Updated: Jan 25
It is well known that any physical activity has after effects on what we may – tentatively – call mental and emotional states. Most of the time this is about as specifically as we go when talking and thinking about such matters.
Why is this important anyway?
These after effects have real world practical application, in fact many (most?) people utilize them to various degrees daily. If you we are stuck on a particular problem at work, or going through a tough time they are tools of primary importance. Invariably going for a long walk or doing vigourous physical training aids in the digestion of the issue and we can work through it more easily.
Another piece of the puzzle: In contemporary society it is most common to run across discussions of such phenomenon in endurance events. “Runners High” describe the feeling of euphoria that comes after long runs.

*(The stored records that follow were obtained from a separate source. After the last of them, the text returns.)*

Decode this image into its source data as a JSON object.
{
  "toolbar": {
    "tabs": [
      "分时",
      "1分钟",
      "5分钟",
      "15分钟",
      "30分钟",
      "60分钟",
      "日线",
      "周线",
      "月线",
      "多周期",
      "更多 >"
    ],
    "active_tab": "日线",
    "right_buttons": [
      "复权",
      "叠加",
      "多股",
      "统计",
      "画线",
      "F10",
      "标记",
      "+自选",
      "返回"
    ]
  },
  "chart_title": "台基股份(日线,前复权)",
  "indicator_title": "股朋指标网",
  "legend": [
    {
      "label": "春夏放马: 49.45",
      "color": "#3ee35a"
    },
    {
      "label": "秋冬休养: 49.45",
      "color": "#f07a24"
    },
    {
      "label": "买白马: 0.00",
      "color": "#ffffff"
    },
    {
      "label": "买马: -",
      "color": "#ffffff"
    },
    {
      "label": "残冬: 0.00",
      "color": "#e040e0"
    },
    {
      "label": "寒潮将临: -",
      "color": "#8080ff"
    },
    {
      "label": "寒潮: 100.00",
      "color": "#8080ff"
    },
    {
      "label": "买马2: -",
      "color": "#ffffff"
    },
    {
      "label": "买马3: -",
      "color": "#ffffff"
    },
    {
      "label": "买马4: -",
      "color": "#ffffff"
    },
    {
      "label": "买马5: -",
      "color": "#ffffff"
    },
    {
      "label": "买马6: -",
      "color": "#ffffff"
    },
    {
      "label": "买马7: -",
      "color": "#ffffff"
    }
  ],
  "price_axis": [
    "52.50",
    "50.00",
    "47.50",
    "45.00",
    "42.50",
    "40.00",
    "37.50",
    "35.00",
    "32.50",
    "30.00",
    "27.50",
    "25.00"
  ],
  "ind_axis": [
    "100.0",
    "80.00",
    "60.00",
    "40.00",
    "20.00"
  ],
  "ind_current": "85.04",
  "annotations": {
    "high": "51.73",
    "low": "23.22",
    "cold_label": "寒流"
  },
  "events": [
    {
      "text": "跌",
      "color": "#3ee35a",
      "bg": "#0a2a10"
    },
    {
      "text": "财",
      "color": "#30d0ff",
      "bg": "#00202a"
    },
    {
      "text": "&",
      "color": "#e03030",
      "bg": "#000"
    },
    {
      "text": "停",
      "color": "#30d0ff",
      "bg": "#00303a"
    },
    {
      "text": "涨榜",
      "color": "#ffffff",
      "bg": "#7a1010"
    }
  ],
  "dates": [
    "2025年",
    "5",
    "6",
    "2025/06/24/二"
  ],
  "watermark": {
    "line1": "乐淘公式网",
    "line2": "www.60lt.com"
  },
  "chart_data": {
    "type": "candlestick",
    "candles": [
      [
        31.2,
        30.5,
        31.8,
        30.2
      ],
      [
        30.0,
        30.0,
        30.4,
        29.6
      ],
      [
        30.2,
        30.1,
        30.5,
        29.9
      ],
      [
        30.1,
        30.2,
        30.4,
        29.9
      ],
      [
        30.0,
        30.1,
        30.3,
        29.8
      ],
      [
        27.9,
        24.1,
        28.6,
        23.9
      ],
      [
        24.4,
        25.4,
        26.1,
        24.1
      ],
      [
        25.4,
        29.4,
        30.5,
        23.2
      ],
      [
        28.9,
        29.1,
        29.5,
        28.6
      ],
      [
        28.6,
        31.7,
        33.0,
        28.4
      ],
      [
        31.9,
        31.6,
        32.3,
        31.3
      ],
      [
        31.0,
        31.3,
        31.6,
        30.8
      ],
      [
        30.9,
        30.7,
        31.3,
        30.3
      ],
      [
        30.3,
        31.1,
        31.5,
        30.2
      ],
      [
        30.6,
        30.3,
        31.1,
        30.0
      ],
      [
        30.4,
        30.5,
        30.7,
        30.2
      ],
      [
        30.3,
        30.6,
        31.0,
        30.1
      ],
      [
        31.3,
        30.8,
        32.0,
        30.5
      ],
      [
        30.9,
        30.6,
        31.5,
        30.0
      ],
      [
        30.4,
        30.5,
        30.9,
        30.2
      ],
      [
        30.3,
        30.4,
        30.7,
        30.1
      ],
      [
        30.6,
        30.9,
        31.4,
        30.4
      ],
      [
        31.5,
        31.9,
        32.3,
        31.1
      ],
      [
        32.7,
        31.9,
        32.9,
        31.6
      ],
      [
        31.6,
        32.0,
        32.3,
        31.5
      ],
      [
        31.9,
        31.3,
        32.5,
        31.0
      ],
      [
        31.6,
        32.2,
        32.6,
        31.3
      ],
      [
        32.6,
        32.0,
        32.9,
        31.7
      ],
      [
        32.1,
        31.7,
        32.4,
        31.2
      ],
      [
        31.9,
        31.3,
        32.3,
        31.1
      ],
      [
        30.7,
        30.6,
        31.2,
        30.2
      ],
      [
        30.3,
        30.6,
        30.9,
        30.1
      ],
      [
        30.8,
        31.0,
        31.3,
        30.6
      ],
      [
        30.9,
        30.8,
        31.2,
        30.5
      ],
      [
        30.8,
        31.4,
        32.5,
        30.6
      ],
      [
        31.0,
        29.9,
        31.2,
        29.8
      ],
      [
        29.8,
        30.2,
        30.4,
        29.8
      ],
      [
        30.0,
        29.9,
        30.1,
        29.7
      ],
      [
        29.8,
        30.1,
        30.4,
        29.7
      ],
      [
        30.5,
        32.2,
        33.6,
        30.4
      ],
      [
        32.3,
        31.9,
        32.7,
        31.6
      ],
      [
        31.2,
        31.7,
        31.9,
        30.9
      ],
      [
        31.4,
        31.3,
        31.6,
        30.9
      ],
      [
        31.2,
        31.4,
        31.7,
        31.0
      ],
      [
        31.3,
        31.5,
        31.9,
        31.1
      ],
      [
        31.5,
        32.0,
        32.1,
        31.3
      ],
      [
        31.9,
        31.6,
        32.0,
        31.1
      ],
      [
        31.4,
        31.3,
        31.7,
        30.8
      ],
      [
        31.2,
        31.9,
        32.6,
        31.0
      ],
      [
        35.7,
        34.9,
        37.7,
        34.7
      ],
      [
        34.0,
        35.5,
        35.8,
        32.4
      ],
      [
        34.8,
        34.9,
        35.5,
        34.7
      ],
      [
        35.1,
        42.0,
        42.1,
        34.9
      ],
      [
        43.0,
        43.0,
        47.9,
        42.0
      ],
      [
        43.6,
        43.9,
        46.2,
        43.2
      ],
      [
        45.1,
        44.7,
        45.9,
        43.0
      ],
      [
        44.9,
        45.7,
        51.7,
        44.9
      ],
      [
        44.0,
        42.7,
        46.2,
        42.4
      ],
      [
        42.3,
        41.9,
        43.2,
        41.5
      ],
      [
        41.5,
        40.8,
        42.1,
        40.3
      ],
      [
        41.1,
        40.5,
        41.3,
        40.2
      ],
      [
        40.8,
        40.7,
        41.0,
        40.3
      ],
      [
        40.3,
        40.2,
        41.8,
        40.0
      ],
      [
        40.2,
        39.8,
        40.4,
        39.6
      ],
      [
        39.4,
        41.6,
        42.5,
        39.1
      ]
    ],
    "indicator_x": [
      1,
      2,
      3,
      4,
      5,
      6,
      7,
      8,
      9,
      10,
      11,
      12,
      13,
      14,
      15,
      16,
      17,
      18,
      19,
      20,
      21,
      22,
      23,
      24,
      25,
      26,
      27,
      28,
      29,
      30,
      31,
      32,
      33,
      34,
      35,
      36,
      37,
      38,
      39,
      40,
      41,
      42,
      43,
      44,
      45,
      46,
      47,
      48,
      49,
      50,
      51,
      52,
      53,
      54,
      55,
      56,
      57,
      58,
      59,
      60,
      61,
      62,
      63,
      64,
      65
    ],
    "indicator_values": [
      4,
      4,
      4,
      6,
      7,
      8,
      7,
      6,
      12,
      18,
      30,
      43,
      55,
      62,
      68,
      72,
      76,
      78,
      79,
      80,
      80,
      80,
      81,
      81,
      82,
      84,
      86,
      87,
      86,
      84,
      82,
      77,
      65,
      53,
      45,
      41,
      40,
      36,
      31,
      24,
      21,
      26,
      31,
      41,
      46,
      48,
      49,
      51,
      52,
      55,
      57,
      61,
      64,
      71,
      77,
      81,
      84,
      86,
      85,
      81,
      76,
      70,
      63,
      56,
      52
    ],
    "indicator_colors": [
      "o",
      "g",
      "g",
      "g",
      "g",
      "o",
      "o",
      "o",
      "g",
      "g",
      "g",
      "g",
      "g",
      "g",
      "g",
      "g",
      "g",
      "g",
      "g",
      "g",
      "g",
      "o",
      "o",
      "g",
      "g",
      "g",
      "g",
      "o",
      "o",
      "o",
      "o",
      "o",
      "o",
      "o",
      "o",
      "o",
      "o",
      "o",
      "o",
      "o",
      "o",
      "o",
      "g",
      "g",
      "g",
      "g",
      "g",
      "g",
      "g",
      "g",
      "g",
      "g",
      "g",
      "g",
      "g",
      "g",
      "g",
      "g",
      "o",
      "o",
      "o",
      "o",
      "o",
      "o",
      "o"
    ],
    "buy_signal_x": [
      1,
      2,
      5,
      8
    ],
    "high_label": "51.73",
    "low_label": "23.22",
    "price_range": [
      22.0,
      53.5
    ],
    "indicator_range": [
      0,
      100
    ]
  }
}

The description of these states goes along the lines of “a potent cocktail of endegenously produced chemicals is released in the time immediately following exercise”, these chemicals are often termed endorphins.
What I want to suggest here is that these ‘after effects’ are specific to the type of physical activity undertaken. And that because of this that a taxonomy for the ‘medicinal’ use of physical work could be systematically cultivated. And that such a thing would be a cultural treasure of greater import than the advent of yet another drug to fight the very same mental and emotional problems.
My observations at least seems to indicate that the after effects of a long run aren’t the same as you get from strength work. Not better or worse, just different. Which again differs from what you get from good martial arts. On that note, the most potent effects I have experienced so far has come from BJJ practice. Only slightly eeking out the super classic 20 rep squat experience.
The poindexter may point out that 20 rep squats is an antequated method and more modern systems in keeping with cutting edge physiology exist. Maybe it is antequated, but usually this critique usually comes from someone who rarely lifts anything heavier than a computer mouse. And as such can be ignored. The deeper point however is that training physiology notwithstanding that there may be other reasons to opt for either a low or high volume approach depending on what the situation calls for.
Coming back to the development of such a system, it will also need to distinguish between short term and long term effects – as well as individual responsiveness. Your mileage will most definitely vary. In both strength and martial arts communities it is known that there are character forming effects from long term practice [and that really that is where the gold is at].
The movement in allopathic medicine of prescribing exercise surely is one step in the right direction. But at the same time the simplicity of the suggestions offered are making a mockery of what it could be. For one Western medicine has had an unholy alliance with cardiovascular training for the past century. Another point to emphasize here is that the general level of physical education in the population at large means that such prescriptions becomes a haphazard suggestion at best.
For the time being the best that can be done for the inquisitive soul is probably to go experiment with different disciplines, with an open mind, and see how other things in life change in concert with this. Feel free to leave a comment, or send me a message with your own observations in this field.
[This blog was first posted on Dreamwidth.org]